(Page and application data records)
━━━━━━━━━━━━━━━━
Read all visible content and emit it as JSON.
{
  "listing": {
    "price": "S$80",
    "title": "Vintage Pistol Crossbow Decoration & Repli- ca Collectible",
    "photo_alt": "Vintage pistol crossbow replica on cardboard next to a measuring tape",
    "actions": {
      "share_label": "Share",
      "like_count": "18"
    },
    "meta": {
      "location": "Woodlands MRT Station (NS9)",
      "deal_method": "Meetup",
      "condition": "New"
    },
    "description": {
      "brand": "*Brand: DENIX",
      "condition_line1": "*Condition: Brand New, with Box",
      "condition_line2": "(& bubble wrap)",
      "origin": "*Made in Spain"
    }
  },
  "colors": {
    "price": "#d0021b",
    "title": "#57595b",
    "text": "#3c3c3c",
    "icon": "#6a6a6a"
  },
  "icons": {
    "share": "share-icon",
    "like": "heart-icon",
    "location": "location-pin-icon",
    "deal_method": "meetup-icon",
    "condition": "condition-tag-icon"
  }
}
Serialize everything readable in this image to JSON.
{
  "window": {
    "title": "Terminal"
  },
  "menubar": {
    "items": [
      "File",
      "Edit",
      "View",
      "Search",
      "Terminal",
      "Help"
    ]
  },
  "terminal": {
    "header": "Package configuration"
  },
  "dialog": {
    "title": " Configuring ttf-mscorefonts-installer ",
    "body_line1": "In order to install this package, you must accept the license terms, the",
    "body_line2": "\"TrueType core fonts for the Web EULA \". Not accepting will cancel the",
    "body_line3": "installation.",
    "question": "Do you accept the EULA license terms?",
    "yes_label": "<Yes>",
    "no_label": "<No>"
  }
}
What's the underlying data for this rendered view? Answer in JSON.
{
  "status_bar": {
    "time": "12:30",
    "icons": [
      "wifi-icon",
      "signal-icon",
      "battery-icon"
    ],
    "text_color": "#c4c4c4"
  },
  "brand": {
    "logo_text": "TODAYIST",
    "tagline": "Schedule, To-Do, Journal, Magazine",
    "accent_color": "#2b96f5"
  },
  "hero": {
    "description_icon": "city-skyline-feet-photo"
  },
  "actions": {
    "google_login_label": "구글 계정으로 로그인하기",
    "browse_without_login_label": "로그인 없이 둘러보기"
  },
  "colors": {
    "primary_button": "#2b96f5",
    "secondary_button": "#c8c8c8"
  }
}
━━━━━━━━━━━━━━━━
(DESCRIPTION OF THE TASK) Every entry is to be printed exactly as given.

(OUTPUT BELOW)
Read all visible content and emit it as JSON.
{
  "listing": {
    "price": "S$80",
    "title": "Vintage Pistol Crossbow Decoration & Repli- ca Collectible",
    "photo_alt": "Vintage pistol crossbow replica on cardboard next to a measuring tape",
    "actions": {
      "share_label": "Share",
      "like_count": "18"
    },
    "meta": {
      "location": "Woodlands MRT Station (NS9)",
      "deal_method": "Meetup",
      "condition": "New"
    },
    "description": {
      "brand": "*Brand: DENIX",
      "condition_line1": "*Condition: Brand New, with Box",
      "condition_line2": "(& bubble wrap)",
      "origin": "*Made in Spain"
    }
  },
  "colors": {
    "price": "#d0021b",
    "title": "#57595b",
    "text": "#3c3c3c",
    "icon": "#6a6a6a"
  },
  "icons": {
    "share": "share-icon",
    "like": "heart-icon",
    "location": "location-pin-icon",
    "deal_method": "meetup-icon",
    "condition": "condition-tag-icon"
  }
}
Serialize everything readable in this image to JSON.
{
  "window": {
    "title": "Terminal"
  },
  "menubar": {
    "items": [
      "File",
      "Edit",
      "View",
      "Search",
      "Terminal",
      "Help"
    ]
  },
  "terminal": {
    "header": "Package configuration"
  },
  "dialog": {
    "title": " Configuring ttf-mscorefonts-installer ",
    "body_line1": "In order to install this package, you must accept the license terms, the",
    "body_line2": "\"TrueType core fonts for the Web EULA \". Not accepting will cancel the",
    "body_line3": "installation.",
    "question": "Do you accept the EULA license terms?",
    "yes_label": "<Yes>",
    "no_label": "<No>"
  }
}
What's the underlying data for this rendered view? Answer in JSON.
{
  "status_bar": {
    "time": "12:30",
    "icons": [
      "wifi-icon",
      "signal-icon",
      "battery-icon"
    ],
    "text_color": "#c4c4c4"
  },
  "brand": {
    "logo_text": "TODAYIST",
    "tagline": "Schedule, To-Do, Journal, Magazine",
    "accent_color": "#2b96f5"
  },
  "hero": {
    "description_icon": "city-skyline-feet-photo"
  },
  "actions": {
    "google_login_label": "구글 계정으로 로그인하기",
    "browse_without_login_label": "로그인 없이 둘러보기"
  },
  "colors": {
    "primary_button": "#2b96f5",
    "secondary_button": "#c8c8c8"
  }
}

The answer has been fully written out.